Tutti Frutti Italian

One Italian word that has become part of the Anglo-American vocabulary, so much so that we often mistake it for an English word, is tutti-frutti. We have tutti-frutti ice cream, candy, nail polish, lipstick, juice, chewing gum, shoe colors and paint swatches. Not to mention the 1950’s Pop chart mega-hit Tutti Frutti by Little Richard.  In Italian tutti-frutti means all fruits and even though it may have been coopted to suggest a variety of non-edible likenesses, for me, it is a food memory of the kaleidoscope of colors, flavors and aromas of the fruits and vegetables at the open air markets (mercati) in towns and cities across Italy.   fruit

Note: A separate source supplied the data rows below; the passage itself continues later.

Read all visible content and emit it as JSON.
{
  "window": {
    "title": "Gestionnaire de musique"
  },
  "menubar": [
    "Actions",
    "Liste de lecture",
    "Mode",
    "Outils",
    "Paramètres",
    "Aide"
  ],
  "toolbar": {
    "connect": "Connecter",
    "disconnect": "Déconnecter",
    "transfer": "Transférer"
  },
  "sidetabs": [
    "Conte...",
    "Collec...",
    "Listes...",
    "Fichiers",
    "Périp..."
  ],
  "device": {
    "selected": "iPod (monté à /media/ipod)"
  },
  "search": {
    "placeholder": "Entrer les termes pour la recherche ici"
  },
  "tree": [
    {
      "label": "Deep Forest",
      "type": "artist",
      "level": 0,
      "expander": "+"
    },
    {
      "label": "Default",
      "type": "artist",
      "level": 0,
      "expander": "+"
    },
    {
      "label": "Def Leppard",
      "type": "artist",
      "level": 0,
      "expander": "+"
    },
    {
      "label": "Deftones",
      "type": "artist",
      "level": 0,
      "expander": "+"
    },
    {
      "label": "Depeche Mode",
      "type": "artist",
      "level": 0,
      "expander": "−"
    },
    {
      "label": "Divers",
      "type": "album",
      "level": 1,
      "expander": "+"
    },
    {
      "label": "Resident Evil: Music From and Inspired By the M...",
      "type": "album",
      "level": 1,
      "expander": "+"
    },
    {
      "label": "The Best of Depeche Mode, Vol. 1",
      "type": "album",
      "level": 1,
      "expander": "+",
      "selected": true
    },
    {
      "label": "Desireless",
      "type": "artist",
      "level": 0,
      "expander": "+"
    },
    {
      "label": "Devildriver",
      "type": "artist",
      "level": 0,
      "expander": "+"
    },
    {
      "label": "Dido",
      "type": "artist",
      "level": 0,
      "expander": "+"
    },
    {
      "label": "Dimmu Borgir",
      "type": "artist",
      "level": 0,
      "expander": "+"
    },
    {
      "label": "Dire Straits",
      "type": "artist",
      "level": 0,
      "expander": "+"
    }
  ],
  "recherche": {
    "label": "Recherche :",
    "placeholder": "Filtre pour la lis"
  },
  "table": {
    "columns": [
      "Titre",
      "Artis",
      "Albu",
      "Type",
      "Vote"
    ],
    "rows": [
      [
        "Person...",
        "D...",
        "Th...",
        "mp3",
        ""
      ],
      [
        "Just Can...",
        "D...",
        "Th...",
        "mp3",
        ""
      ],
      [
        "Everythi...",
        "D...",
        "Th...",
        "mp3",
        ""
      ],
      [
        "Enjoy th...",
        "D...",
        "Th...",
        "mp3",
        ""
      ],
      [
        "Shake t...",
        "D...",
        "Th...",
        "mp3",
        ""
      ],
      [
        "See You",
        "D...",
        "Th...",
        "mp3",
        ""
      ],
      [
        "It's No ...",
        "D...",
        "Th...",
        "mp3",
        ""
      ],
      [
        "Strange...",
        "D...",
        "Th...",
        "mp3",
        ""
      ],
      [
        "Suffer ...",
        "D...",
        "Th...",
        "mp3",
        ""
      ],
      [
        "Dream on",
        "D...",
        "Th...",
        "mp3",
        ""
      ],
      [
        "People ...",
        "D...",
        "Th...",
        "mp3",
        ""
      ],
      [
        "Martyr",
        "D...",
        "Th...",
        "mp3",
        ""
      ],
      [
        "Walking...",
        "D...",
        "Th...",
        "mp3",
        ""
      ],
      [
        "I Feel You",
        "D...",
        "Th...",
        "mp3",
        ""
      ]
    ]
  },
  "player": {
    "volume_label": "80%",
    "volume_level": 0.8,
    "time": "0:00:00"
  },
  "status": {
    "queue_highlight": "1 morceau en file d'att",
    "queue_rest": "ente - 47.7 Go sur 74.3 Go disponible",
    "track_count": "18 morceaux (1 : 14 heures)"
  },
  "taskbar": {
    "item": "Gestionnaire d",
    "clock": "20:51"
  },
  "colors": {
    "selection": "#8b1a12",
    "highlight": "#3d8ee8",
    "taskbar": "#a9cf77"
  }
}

Thriving centers of Italian commerce, mercati are an ideal place to see and savor Italy. Together with the local fruttivendolo (greengrocer) you can find vibrant and fresh fruits and vegetables on display with care usually reserved for an exhibit in a museum.

Happy to help and generous with suggestions about cooking methods and culinary tips, the food vendors carefully select the best produce to present to you as the “fruits” of their labor. Shopping at the central pizza is a social and commercial tradition that is centuries old and an ideal place to experience the spirit of a town and the personality of the Italian people.